words, however Japanese has many such words used accentuate artwork. For
pika pika is like a twinkle, like the gleam off a sword.
Niko implies a smile. Sometimes these are called "sound words" but
they aren't really sounds. For example,
shiin is the "sound" of silence.
In English crickets chirping implies a quiet audience, but there isn't exactly
a word you would write over a picture meaning there is no sound. This can
emphasize things a reader might miss in the artwork alone. Japanese has a
variety of animal sounds quite different from English. For example "meow" is
Japanese is written in 4 styles. The first, kanji (漢字); originated in China. Each kanji has a meaning (or represents one word you could say), which can be combined to form different words. The second, hiragana; is a written phonetic symbol. There are 46 hiragana. Each make a sound such as ま(ma) or せ(se). Normally Japanese writing is a mix of hiragana and kanji. The third type is katakana; similar to hiragana except reserved to spell foreign words such as コ-ヒ- (koohii/coffee). The forth is romaji: western style letters like you are reading now. Japanese, unlike Chinese; is more easily adapted to English characters.
Japanese writing allows for more artistic flare, and is far more conductive to narrating illustrations. There is plenty of versatility in text placement, as Japanese can be written left to right, or top to bottom. Kanji are typically much more compact compared to romanised characters. Knowlege of kanji requires education, which can problematic for younger readers who haven't had much schooling yet. To navigate the basics of reading in Japan, a person needs to know at least a few hundred Kanji, and well over a thousand to be considered literate. Sometimes this is overcome by placing the phonetic hiragana near the kanji in a small font (furigana). In this respect, Japanese comics might be considered educational. Manga titles for adults rarely have furigana, making it an easy way to tell the intended age of an audience.
Example of the same word (wind) represented in different writing styles
Traditional Japanese books are read opposite of English texts; That is, you start a book from the "back cover" and read towards the "front cover" (right to left). Likewise picture cells flow from right to left and top to bottom. During translations, this means entire pages including pictures must be mirrored. As Japanese is usually written vertically, "word bubbles" also tend to be oriented vertically. As English doesn't naturally flow in this direction, dialog placements can be challenging. A more recent trend by publishers in America, notably Tokyopop; is to translate manga without mirroring. This requires reading "back to front". Typically there is a warning on the "first" page indicating that you're reading in the wrong direction with brief instructions.
On this site I often group paper works as "manga", but sometimes they are actually Light Novels. A light novel is text based, and may have a few manga style illustrations. Most pictures on this page are in fact from a light novel. The target demographic is the same as manga, so they often cover the same topics. Light novels differ from standard novels being far shorter, and mainly based off of character dialog. Light novels have become quite popular in Japan, but thus far haven't gained much traction in America (compared to manga). Some light novels are later made into manga as well.

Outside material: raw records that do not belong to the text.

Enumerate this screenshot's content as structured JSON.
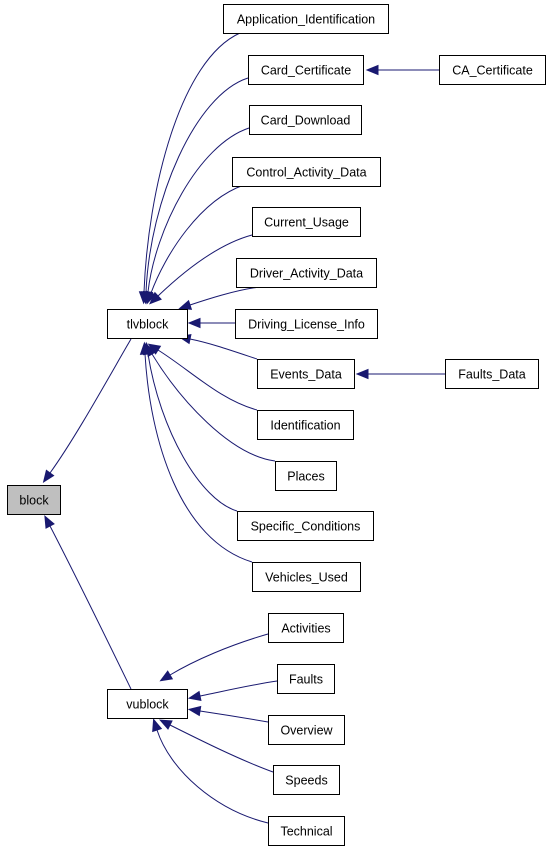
{
  "diagram": {
    "type": "class-inheritance-graph",
    "direction": "right-to-left",
    "colors": {
      "edge": "#191970",
      "node_border": "#000000",
      "node_fill": "#ffffff",
      "root_fill": "#bfbfbf",
      "text": "#000000"
    },
    "root": "block",
    "nodes": [
      {
        "id": "block",
        "label": "block",
        "highlighted": true
      },
      {
        "id": "tlvblock",
        "label": "tlvblock"
      },
      {
        "id": "vublock",
        "label": "vublock"
      },
      {
        "id": "Application_Identification",
        "label": "Application_Identification"
      },
      {
        "id": "Card_Certificate",
        "label": "Card_Certificate"
      },
      {
        "id": "CA_Certificate",
        "label": "CA_Certificate"
      },
      {
        "id": "Card_Download",
        "label": "Card_Download"
      },
      {
        "id": "Control_Activity_Data",
        "label": "Control_Activity_Data"
      },
      {
        "id": "Current_Usage",
        "label": "Current_Usage"
      },
      {
        "id": "Driver_Activity_Data",
        "label": "Driver_Activity_Data"
      },
      {
        "id": "Driving_License_Info",
        "label": "Driving_License_Info"
      },
      {
        "id": "Events_Data",
        "label": "Events_Data"
      },
      {
        "id": "Faults_Data",
        "label": "Faults_Data"
      },
      {
        "id": "Identification",
        "label": "Identification"
      },
      {
        "id": "Places",
        "label": "Places"
      },
      {
        "id": "Specific_Conditions",
        "label": "Specific_Conditions"
      },
      {
        "id": "Vehicles_Used",
        "label": "Vehicles_Used"
      },
      {
        "id": "Activities",
        "label": "Activities"
      },
      {
        "id": "Faults",
        "label": "Faults"
      },
      {
        "id": "Overview",
        "label": "Overview"
      },
      {
        "id": "Speeds",
        "label": "Speeds"
      },
      {
        "id": "Technical",
        "label": "Technical"
      }
    ],
    "edges": [
      {
        "from": "tlvblock",
        "to": "block"
      },
      {
        "from": "vublock",
        "to": "block"
      },
      {
        "from": "Application_Identification",
        "to": "tlvblock"
      },
      {
        "from": "Card_Certificate",
        "to": "tlvblock"
      },
      {
        "from": "CA_Certificate",
        "to": "Card_Certificate"
      },
      {
        "from": "Card_Download",
        "to": "tlvblock"
      },
      {
        "from": "Control_Activity_Data",
        "to": "tlvblock"
      },
      {
        "from": "Current_Usage",
        "to": "tlvblock"
      },
      {
        "from": "Driver_Activity_Data",
        "to": "tlvblock"
      },
      {
        "from": "Driving_License_Info",
        "to": "tlvblock"
      },
      {
        "from": "Events_Data",
        "to": "tlvblock"
      },
      {
        "from": "Faults_Data",
        "to": "Events_Data"
      },
      {
        "from": "Identification",
        "to": "tlvblock"
      },
      {
        "from": "Places",
        "to": "tlvblock"
      },
      {
        "from": "Specific_Conditions",
        "to": "tlvblock"
      },
      {
        "from": "Vehicles_Used",
        "to": "tlvblock"
      },
      {
        "from": "Activities",
        "to": "vublock"
      },
      {
        "from": "Faults",
        "to": "vublock"
      },
      {
        "from": "Overview",
        "to": "vublock"
      },
      {
        "from": "Speeds",
        "to": "vublock"
      },
      {
        "from": "Technical",
        "to": "vublock"
      }
    ]
  }
}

Amateur manga is called Doujinshi. Although doujinshi isn't formally distributed by a publisher, the quality can rival (or surpass) that of commercial manga. Doujinshi is often distributed by artists at comic conventions, the largest being Comiket with about half a million attendees. Some works are original, but many are not. Doujinshi occupies a copyright grey area in Japan, allowing them to create stories based off of official published works. Many artists aspire to transition into a professional career with their own true manga, while some are content to stick to lower stress amateur publishing (less pressure in deadlines and popularity). Often these are adult in nature.
Read Left to Right
Oh My Goddess
Read Right to Left
Read Right to Left
Read Right to Left
Nana & Kaoru